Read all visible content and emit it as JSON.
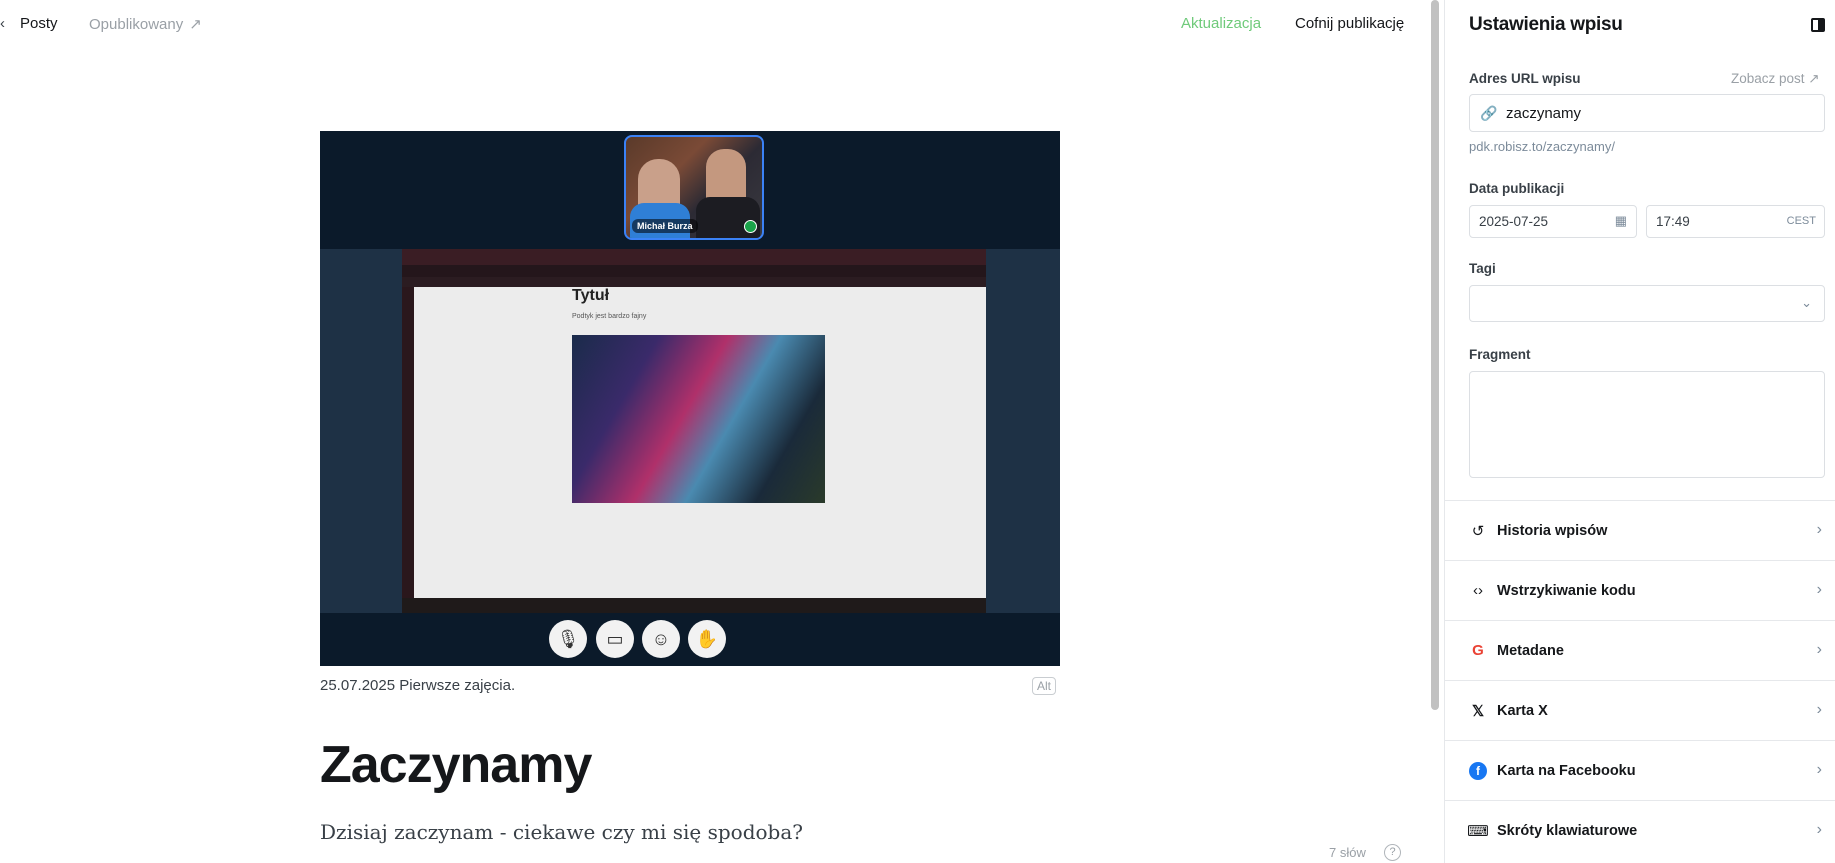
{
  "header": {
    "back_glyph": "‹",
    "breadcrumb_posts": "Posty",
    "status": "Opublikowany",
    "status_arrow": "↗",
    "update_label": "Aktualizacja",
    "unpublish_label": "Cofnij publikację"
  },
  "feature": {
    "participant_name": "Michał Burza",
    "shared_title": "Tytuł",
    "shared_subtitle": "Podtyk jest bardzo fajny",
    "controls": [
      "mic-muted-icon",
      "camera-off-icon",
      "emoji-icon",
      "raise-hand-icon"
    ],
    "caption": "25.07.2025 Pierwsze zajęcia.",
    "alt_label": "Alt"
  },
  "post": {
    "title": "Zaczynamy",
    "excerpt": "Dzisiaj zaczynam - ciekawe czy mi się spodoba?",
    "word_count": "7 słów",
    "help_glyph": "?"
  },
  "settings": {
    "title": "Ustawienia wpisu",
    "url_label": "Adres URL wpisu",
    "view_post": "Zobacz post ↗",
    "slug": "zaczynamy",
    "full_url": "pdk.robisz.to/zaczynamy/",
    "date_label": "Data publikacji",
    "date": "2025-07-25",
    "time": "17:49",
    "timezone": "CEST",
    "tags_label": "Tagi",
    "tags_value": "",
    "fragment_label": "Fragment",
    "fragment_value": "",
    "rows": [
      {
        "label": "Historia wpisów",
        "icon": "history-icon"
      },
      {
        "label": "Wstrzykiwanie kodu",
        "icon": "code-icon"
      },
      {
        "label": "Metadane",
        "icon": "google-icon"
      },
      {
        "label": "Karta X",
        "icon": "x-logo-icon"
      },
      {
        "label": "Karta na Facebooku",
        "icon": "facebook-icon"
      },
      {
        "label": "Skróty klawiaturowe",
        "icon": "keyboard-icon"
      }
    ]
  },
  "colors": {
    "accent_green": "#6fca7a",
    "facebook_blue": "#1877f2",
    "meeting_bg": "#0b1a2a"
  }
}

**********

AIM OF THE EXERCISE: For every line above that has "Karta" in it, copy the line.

RESPONSE TO THIS EXERCISE:
        "label": "Karta X",
        "label": "Karta na Facebooku",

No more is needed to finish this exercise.